For some people, silence hanging in the air is a nightmare. They’ll say anything to fill the silence, to make things less awkward, or to cut the tension. But the truth is, silence isn’t always a problem. It gets a bad rap for being boring—in fact, in a relationship —especially a long-term relationship like a marriage —it should be the most comfortable thing in the world. Sure, in the early days of dating it’s normal to want to keep the conversation going.
His hard-line stance was in response yesterday to an out-of-control party at Upper Coomera in which police were punched and kicked by revellers. A female constable, 29, was struck in the face and grabbed around the neck, and a male constable, 25, was punched and kicked. Another male officer also suffered minor injuries. The officers will be off work while they recover. Mr Leavers said assaults on officers were “absolutely unacceptable”.
Loyalty is a trait that doesn't get enough credit — but it really, really should. It's not as flashy as dizzying good looks or sparkling chemistry, but loyalty is one of those important relationship traits that's going to get you through the long haul. Naturally, there are going to be times where your relationship just isn't as exciting and you become bored — or even tempted by someone else.
Muck Rack makes it simple to find people, tweets, or articles that mention any name, keyword, company, hashtag etc.
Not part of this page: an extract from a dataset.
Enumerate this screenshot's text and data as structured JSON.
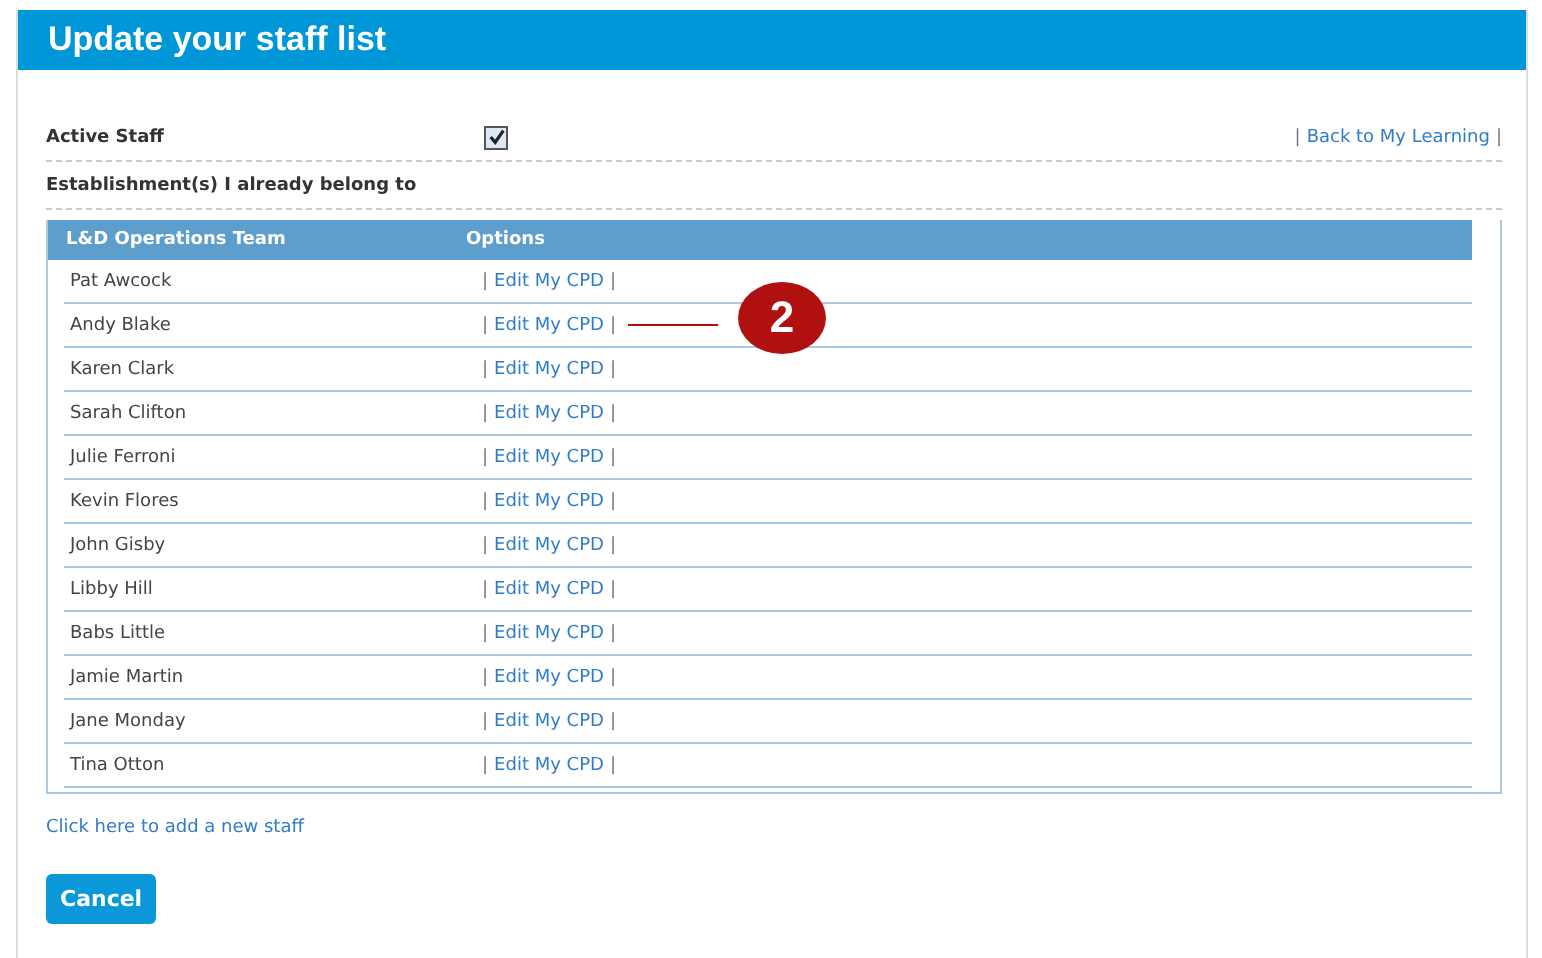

We've compiled this guide to help you make the most of your search.
Selecting a term
Start searching tweets, articles from media outlets, articles mentioned in tweets, journalists'
names, titles and bios with some suggested searches:
Companies or Topics (e.g. iPhone, Microsoft)
Phrases (e.g. "cloud computing") — use quotes to keep the terms together
Twitter handles (e.g. @username) — returns those who have mentioned or replied to
Names (e.g. "David Pogue")
Hashtags (e.g. #sxsw, #london2012)
Bio details (e.g. vegan, Olympics, father)
Muck Rack's Advanced Search allows for many boolean operators.
Find results that mention multiple specified terms, use AND or
+. For example, ensure each result contains both Elon Musk and Mark Zuckerberg by
searching Musk AND Zuckerberg or Musk + Zuckerberg.
Use the operators OR or , to broaden your search when you'd like either of
multiple terms to appear in results. (This is the default behavior of our search when no operators
are used). For example, results will contain either cake or cookie by searching cake OR cookie or cake,cookie
Use NOT or - to subtract results from your search. For
example, searching Disney will yield results about the Walt Disney Company as well as Walt Disney
World Resort. To exclude mentions of Disney World, search for Disney -World or Disney
When using one of these operators with a phrase, enclose it in quotation marks. For example, you can
find results about smartphones excluding Apple's iPhone 4S by searching smartphone -"iPhone
Exact case matching or punctuation
If you're searching for a brand name or keyword that relies on specific punctuation marks or capitalization, you can
find results that match your exact query by adding matchcase: before the keyword you're searching for, like matchcase:E*TRADE .
Use parentheses to separate multiple
boolean phrases. For example, to find journalists talking about having fun in Disney World or
Disneyland, search for ("disney world" OR disneyland) AND fun.
An asterisk can be used to search for any variation of a root word truncated by the asterisk. For example, searching for admin* will return results for administrator, administration, administer, administered, etc.
A near operator is an AND operator where you can control the distance between the words. You can vary the distance the near operation uses by adding a forward slash and number (between 0-99) such as strawberries NEAR/10 "whipped cream", which means the strawberries must exist within 10 words of "whipped cream".